All 185 of them! We used the transportation and unpacking process as an opportunity to do a really thorough inventory and documentation of all the works I’ve made and kept over the last 18 years. This count does not include works I’ve sold, traded, given away, or painted over.  I’ve been busy.

Just a Small Sample 

But once they were all accounted for, we still had the problem of how to store them. I had the idea of constructing a two tier painting storage rack out of plywood and 2 x 4s. I did various sketches, contemplating the best methods for joinery and assembly.

When I showed my drawings to my wife Michele Bledsoe, she made one of her typically insightful comments: I was basically drawing something with the structure and dimensions of a bunk bed. There was no need to try and fabricate a stable, load bearing structure from scratch. We just needed a cheap bunk bed frame.

One trip to Ikea later, and I had a painting storage rack that could be assembled in an afternoon. It was $169.00. The raw materials for a wooden rack would have probably been cheaper, but avoiding the frustration my crude carpentry skills would have caused is priceless. I lined the beds with cut down sheets of cardboard from the boxes the bed came in.

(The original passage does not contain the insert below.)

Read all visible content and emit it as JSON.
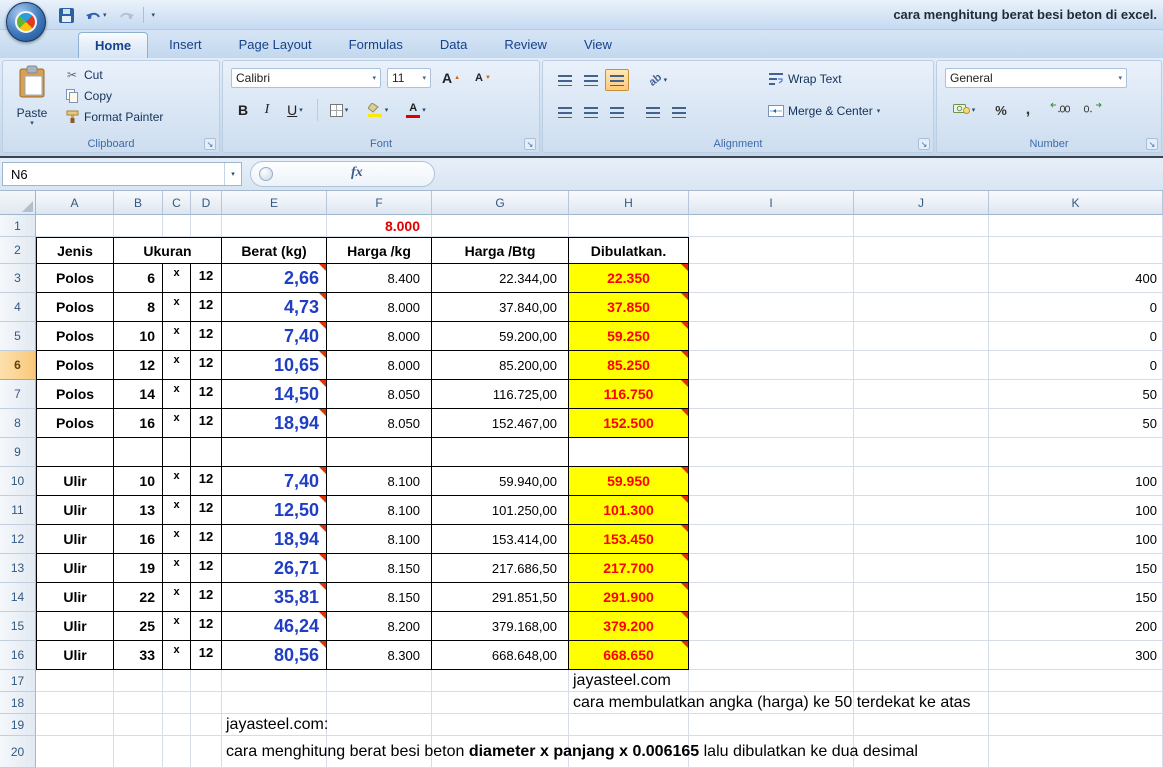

The few largest paintings (3′ x 4′ and bigger) I have resting on the floor between the bed and the wall, elevated on strips of wood. All the rest now are safely stored on the adapted bunk bed rack. My paintings are lined neatly up by size, front to front, back to back, with dividers of cardboard and foam core for extra safety. My painting storage problems are solved!

 

The Big Ones Get Their Own Dedicated Space 

 

A stepladder helped in loading small works on the top tier 

 

The Great Ikea Painting Storage Rack Hack

Room for Plenty More!